Trust but verify – use NCSAM to raise your knowledge
Websites present a unique security challenge for organizations because of how they are composed – most sites use a combination of first party content and third-party code. All web developers are used to including libraries with tags on pages but often don’t understand the security risk associated with this practice - there simply isn’t enough wide-spread awareness of the issue yet.
When a developer opts to make use of Google Analytics or jQuery and does so by referencing a library on a public CDN, they expect the code to be secure and protected and in this case, both are examples of good, secure code. The problem is that most websites don’t have two or three trusted libraries, in-fact, the average website uses around 60 inclusions from providers ranging from massive social networking companies to open-source dorm room projects and it’s the later that is the problem.

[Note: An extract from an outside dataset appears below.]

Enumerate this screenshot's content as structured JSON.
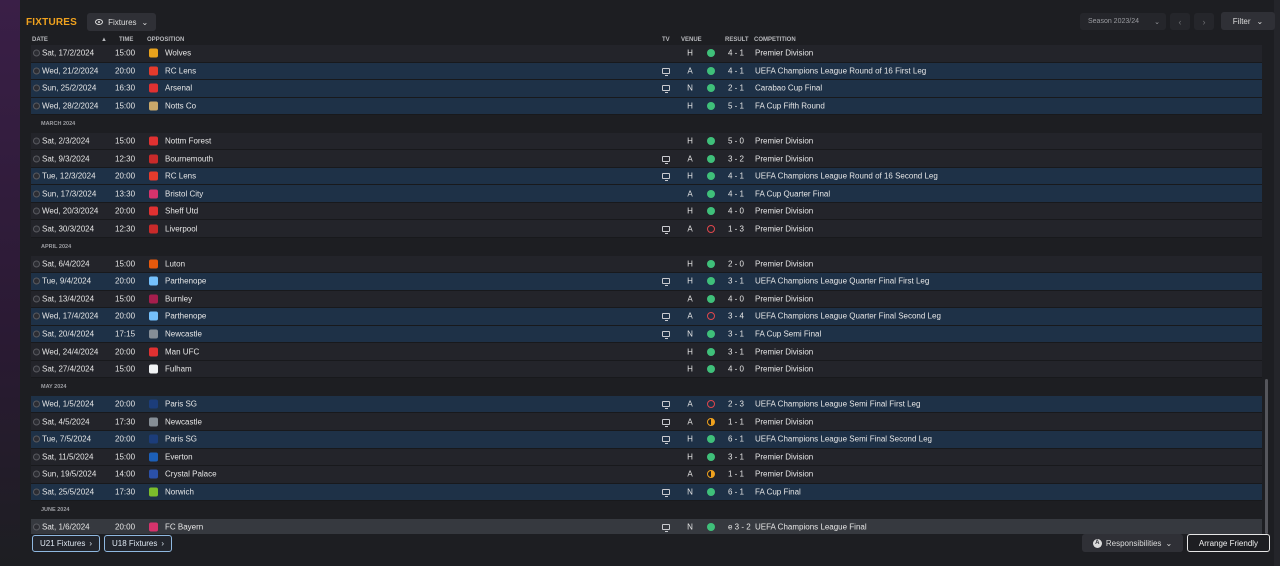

When you include code in your website, you basically allow that code the ability to run when your site is visited by a user – it’s no different than if your own developers produced it. If a library is included on the page where your customers enter their credentials to login, there is nothing to prevent that library capturing those credentials and sending them to any server on the web.
It’s easy to dismiss this as hyperbole, after all, we’re writing this as a vendor who provides technology to stop such attacks, but to see just how much of a problem this really is, go to Google and search for Magecart attacks. Take a look at the types of vendors who have been breached – most of these had exceptionally strong security.
In the interest of NCSAM it is important to be aware of these attacks, understand that your website is likely vulnerable to them and assess what you do can do protect your organization.
Let Ensighten help
Ensighten has been focused on client-side security for a significant amount of time, we provide technology to protect against client-side attacks and engage in threat intelligence to discover emerging ones. The challenge that we find most organizations have relating to these attacks though is that they simply don’t understand them or how their websites are at risk.
In the spirit of National Cybersecurity Awareness Month, Ensighten are offering website risk assessments to show you where your website is at risk. If you are interested in learning more about client-side attacks, become aware of their risk during NCSAM, get in contact or request your website risk assessment.